Friday, 25 May 2018

Thursday - all change


With another shunt today it was a time for other things to get done while the main road through the works were out of bounds. Well sort of out of bounds. While the vehicles are out of the works its always time for a clean up. Today it went far wider with some reorganisation of the works done as well.


As the jack road was not involved to start with the warflat pivots were checked and both had new oil in the cup that had flowed, well seeped through the oiling duct over night as it is supposed to do.



Nike was focused on rebuilding the brake indicator rod which, to free it, had been cut into 7 parts! Placed on and clamped into a piece of angle iron the rod was held straight while welding took place. At the bottom of the picture the red pointer is the actual indicator it rotates (or should and now will) when the brakes are wound on or off.

 

 In one piece again it had to be ground back to a nice circular rod shape for feeding back through all the bearing points across the underside of the warflat.


 In the mean time John and Ian lowered the flat bed back onto the bogies then set about rerassembling the rest of the brake gear. Some very chunky steel work. Don't be misled by the brightness of this picture it really is underneath wagon as I was assisting with the final connections a three person job as it transpired. It could have been a two person job if we had known at the start of the job what we learnt while we were doing it. What did we learn - Start at the other end!

 
 
The main exercise of this shunt was to extract the China Clay Wagon
 

and the LMS Brake van for possible use as a minor bit of shunting at Winchcombe during the Gala. However, that will depend on a satisfactory fitness to run examination. Straight out of the works there are always likely to be some adjustments needed.


I missed it the other day but the upholstery team have finished and fitted the seats in the guards van. I am sure they were never this comfortable originally.



In their place the Fruit C van was shunted into the paintshop for attention to the leaking roof.

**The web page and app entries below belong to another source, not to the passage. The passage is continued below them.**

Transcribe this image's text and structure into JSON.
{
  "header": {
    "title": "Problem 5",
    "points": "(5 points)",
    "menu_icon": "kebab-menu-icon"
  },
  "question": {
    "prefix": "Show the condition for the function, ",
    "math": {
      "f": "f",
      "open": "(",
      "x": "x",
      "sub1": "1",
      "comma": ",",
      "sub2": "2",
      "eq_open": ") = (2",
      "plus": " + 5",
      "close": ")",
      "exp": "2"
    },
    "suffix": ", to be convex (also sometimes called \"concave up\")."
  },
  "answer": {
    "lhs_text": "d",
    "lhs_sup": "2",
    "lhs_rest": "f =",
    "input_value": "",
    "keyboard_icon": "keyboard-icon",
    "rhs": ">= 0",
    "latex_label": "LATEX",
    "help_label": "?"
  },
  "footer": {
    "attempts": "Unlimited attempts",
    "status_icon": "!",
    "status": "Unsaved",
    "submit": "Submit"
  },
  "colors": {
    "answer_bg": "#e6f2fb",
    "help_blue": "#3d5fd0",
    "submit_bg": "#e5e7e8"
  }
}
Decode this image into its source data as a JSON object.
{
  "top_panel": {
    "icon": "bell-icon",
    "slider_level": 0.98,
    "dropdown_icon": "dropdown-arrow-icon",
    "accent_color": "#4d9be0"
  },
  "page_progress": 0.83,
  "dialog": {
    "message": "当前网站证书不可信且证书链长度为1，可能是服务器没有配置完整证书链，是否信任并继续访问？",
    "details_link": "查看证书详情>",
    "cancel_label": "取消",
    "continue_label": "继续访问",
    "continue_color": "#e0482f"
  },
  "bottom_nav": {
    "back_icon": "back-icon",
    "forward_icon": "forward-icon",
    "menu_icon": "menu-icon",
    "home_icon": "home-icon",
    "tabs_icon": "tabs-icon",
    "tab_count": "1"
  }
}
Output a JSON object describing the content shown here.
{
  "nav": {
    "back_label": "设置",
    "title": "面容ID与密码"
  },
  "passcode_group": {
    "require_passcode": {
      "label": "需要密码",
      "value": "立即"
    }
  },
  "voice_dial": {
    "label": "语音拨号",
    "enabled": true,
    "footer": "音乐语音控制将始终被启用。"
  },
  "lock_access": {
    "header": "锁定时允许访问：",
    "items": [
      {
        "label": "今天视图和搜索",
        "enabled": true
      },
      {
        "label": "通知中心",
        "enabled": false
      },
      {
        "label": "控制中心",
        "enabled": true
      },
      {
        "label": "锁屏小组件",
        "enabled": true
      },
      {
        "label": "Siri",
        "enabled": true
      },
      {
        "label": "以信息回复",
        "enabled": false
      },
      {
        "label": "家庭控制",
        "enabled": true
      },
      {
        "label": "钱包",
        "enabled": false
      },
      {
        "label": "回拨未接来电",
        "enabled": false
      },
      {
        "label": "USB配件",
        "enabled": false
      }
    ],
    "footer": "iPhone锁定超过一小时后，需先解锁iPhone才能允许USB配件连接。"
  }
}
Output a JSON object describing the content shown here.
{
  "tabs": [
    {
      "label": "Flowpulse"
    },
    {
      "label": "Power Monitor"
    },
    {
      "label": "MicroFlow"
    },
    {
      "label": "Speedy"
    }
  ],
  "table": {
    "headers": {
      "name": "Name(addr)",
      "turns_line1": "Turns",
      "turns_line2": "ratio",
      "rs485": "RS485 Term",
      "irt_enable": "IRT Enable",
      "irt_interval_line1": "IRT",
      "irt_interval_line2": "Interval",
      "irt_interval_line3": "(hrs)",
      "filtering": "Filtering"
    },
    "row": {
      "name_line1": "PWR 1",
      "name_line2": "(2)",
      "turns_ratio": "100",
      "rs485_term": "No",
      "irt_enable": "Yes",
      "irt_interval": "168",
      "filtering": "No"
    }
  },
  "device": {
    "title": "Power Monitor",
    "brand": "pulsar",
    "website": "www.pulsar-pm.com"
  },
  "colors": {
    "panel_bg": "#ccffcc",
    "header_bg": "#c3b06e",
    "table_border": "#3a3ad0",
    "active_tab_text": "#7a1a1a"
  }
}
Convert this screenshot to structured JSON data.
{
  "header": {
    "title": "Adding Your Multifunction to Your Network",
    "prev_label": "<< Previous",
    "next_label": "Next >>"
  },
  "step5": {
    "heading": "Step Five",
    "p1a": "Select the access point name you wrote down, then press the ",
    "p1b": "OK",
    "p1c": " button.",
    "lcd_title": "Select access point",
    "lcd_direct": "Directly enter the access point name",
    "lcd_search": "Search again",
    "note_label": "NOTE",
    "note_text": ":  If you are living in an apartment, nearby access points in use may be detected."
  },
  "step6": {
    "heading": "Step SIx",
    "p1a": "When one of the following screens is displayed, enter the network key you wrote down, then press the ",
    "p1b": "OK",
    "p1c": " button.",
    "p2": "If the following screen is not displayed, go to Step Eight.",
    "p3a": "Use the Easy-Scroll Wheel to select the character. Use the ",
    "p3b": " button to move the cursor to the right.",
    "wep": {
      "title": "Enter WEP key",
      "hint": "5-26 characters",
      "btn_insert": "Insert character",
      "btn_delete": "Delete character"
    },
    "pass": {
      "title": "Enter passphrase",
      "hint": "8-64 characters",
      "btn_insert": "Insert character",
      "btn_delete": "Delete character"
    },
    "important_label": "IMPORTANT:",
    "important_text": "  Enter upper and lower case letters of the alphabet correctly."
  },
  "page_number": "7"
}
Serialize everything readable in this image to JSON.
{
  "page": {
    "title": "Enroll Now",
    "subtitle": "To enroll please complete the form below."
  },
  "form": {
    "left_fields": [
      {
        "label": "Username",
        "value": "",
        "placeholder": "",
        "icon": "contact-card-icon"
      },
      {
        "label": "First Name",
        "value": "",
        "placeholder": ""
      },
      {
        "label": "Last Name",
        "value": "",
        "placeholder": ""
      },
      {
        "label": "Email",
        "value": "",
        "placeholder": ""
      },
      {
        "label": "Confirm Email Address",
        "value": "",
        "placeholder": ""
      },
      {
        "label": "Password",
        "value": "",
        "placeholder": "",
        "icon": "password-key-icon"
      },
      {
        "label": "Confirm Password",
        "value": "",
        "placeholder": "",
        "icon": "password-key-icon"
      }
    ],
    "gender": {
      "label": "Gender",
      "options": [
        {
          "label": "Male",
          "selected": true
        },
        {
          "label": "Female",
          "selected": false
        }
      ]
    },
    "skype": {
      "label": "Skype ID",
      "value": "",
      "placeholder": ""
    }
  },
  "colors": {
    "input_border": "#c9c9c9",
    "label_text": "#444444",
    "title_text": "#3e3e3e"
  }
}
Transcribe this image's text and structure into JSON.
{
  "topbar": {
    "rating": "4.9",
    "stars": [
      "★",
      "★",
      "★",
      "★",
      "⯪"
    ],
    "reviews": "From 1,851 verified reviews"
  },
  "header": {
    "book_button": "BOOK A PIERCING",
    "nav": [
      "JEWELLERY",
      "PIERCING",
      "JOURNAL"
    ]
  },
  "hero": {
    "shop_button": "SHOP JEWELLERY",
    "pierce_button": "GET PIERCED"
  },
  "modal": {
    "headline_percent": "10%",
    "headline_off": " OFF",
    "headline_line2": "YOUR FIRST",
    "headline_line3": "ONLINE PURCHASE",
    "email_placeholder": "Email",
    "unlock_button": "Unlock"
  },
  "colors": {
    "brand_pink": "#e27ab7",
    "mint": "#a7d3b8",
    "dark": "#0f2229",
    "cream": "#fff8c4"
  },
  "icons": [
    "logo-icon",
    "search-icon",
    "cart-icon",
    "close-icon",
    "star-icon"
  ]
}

Although looking at the state of a couple of the doors they will need some work/replacing but we only have about 10 weeks before its needed back in service.

Its come into the paintshop rather than the workshop because of the need for space to reconnect the corridor connections to the end of 4986.



with everything back in place work could resume on the DMU Phil continued with the roof painting while Martin worked on sealing the gutters and here Ken returned to rebuilding the top corner. Bryan and Jerry inside progressed the re-installation of the window frame and worked out how it was originally fitted. Much of this work on the DMU is new to us so its slowly slowly to ensure we understand each step before we leap in.



 On the other side more destruction as another section of the skin is deemed worthy of replacement.



There was a good deal of the sanding and filling going on and some interior painting that I didn't get round too.


Bob was sanding doors


 and the odd running repairs



Pete Holt servicing the flush mechanism for the toilets in 4986.


towards the end of the day a visiting group from the Swanage Railway dropped in. By co-incidence at the end of June I'm going down their way to give a talk about the GWsR. I'm sure I will manage to fit a trip on the line while I'm there.

3 comments:

Anonymous said...

The Brake van and China clay wagon look like brand new - lovely pieces of workmanship.

St Blazey 1925 said...

I too applaud the finishes on the China clay wagon and brake van. I remember China clay wagons such as these at speed through Stourbridge Junction, (we called the trains the 'cups and saucers), although they never looked this clean - usually a dusty china clay colour!
And I have regularly worked (as guard), the ex LMS brake vans, (which for some reason unknown to me we called Queen Marys). They were NOT as comfortable as yours. Usually dingy and dirty. Had to use your lamp inside in broad daylight! The desk was only usually fit for topping up the paraffin in the side and tail lamps on as it was normally filthy. but the ducket seats were most useful - mainly to stop being tipped from one end of the van to the other with a heavy hitter of a driver on the sharp end!
Regards, Paul.

Alex said...

Oi, I haven't finished my signwriting on that china clay wagon yet!
Still some to go on the doors which weren't there last time I was in.

Paul; interesting about the Queen Mary nickname, I thought that was only for the big Southern Railway bogie brake vans (one of which we also have an example of).

Alex